28 January 2001
Brough Scott finds that BBC commentator Bill McLaren, 77, has lost none of his enthusiasm as he prepares for the Six Nations
Every evening this week Bill McLaren and his wife Bette will go into the old routine. Bette will sit reading in front of the fire while Bill pulls up his battered old brown briefcase and takes out an equally battered-looking set of playing cards numbered one to 15 and a large, wrinkled piece of paper with a mass of hand-scribbled facts about the English and Welsh teams.
“I shuffle the cards,” he says, “turn one over, it’s the nine, that’s Matt Dawson, remember those two brilliant tries for the Lions.

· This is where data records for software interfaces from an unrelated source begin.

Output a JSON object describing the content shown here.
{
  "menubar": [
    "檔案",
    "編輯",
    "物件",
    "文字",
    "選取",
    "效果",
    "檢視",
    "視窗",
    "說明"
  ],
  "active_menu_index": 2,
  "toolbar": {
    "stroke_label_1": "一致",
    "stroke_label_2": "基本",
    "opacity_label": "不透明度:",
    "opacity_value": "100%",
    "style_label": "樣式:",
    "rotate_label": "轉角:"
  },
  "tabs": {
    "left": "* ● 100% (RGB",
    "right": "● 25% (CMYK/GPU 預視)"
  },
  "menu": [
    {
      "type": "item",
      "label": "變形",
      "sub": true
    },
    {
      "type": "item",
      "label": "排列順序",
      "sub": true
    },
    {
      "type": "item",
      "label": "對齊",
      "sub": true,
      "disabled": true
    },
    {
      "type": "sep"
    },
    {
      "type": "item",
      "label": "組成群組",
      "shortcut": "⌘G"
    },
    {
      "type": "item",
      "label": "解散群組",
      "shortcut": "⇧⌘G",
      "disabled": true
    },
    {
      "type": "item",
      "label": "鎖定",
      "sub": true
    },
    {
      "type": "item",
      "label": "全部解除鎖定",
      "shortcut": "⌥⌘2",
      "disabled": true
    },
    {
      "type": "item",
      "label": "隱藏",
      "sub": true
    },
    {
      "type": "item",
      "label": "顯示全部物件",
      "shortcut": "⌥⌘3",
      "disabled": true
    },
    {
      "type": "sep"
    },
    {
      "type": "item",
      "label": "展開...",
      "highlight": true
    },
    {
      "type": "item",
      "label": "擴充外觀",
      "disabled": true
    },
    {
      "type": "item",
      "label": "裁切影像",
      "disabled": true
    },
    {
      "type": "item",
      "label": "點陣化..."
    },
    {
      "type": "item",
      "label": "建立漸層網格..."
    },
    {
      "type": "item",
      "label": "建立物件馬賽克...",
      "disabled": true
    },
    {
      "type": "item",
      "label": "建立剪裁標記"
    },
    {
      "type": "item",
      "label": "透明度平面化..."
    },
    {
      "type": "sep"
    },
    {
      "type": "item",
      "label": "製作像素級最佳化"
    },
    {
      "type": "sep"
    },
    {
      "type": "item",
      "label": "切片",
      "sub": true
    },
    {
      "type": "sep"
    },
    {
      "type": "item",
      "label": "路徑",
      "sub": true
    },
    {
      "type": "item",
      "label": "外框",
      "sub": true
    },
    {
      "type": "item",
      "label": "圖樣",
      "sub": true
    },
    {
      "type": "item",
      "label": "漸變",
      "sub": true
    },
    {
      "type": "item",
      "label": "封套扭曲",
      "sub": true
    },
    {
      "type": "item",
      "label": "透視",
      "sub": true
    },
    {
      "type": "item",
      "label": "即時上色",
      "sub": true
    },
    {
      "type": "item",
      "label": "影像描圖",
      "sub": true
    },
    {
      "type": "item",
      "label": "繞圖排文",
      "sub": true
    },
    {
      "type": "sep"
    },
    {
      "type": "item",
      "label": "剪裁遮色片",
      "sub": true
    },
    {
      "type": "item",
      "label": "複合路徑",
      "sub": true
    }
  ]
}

I heard the great commentator Raymond Glendening did it for the horse racing and thought I could adapt it for rugby. I once met Richard Dimbleby when he came to Hawick to present Down Your Way. In his hotel room was a mass of notes. `I only use four per cent,’ he told me, `but the other 96 per cent are there if I need them.’ “
It is now half a century since `The Voice of Rugby’ was first heard. When he got the original invitation from the BBC, he threw it in the bin, thinking it was a wind-up from his colleague Len Clark on the news desk of the Hawick Express. Even when he got established, he never took a Lions tour because it would conflict with the busy schedule of his “real work” as a PE teacher (and therefore referee for countless matches every week).
Bill McLaren did, and does, broadcast about rugby just because he loves it. And was born to it, shaped for it, read for it. At 77, Bill is as much a part of this Scottish rugby heartland as those border stone walls. As an eight-year-old, he was writing detailed accounts of fictional rugby matches. “Scotland once beat the Rest of the World 85-11,” he says happily, “and I think I had Jock Beattie (that’s B-E-A-T-T-I-E) scoring three tries.”
In 1936, when he was 12, his father took him down to Twickenham to see Scotland beaten only 9-8 despite Hawick’s Rob Barrie going off with a broken collarbone after 10 minutes. “He was tackling the big Sale wing,” says Bill in automatic recall, “Hal Sever (that’s S-E-V-E-R), 14 and a half stones, in those days that was massive.”
Bill’s own playing dreams stretched to making the Hawick team as a 17-year-old wing forward before the Second World War and then, after four years on the Italian campaign, he had made the final trial for Scotland before tuberculosis struck. “I was sent to East Fortune Sanatorium in North Berwick,” he says. “They told me I would be four years in bed. I lost three and a half stones and then they tried half a dozen of us on Streptomycin (that’s S-T-R-E-P-T-O-M-Y-C-I-N). Three of the fellers died. Two got no help, and I was completely cured. My X-rays went all over Europe.”
On the 19-month road to recovery (hugely aided by Bette bussing up every weekend with extra meat rations from her Uncle Watty), he had started to commentate. To amuse fellow patients, he broadcast on the hospital radio from the putting green to the table tennis tournament. Bill had no inkling at the time, but East Fortune’s Dr William Murray had not just saved his life, he had given him a new one.
Not one that should ever be confused with the normal preconception of media superstars. He and Bette have never thought of leaving Hawick, its bumpy bridge over the River Teviot and its steep south side from which the neat but unpretentious McLaren house looks down and over Wilton Lodge playing fields which remain Bill’s spiritual home.
“I remember the thrill of being out there so many times of a Saturday morning, 120 primary school boys playing enthusiastic rugby. Colin Deans and Jim Renwick were there. I would have refereed them, and seen their sons come through. You canna think of anything more satisfying than that.”
The most famous McLarenism of all “they will be dancing in the streets of Hawick tonight” after Tony Stanger’s try against England at Murrayfield in 1990 works because Bill knew it to be true. Stanger had been with him as a boy at Wilton Lodge.
Optimistic still, but can Bill really give Scotland much chance after the four defeats of 2000? “Oh, I don’t think things will be too bad at all,” he says, a sense of expectation entering the famous voice.
“It all depends if the tight five can hold the line. We have got a good selection of lock forwards and I see that they might be bringing George Graham back into the front row. Now he’s a tough old fellow and, of course, Richard Metcalfe, he’s a colossus. But if the tight five hold it, we have quite a tricky set of backs. Gregor of course, I see Glen Metcalfe may be coming back, John Leslie at his best is tremendous at allowing others to play off him and young Murray is a tremendous force on the right . . .”
There is a pause, you look out of the window down across the river and through the trees to where those playing fields stretch out as an invitation to future generations. Then rugby lovers worldwide can take heart as McLaren goes on to say, as he more than anyone is entitled to say, “I think we are in for a great championship.”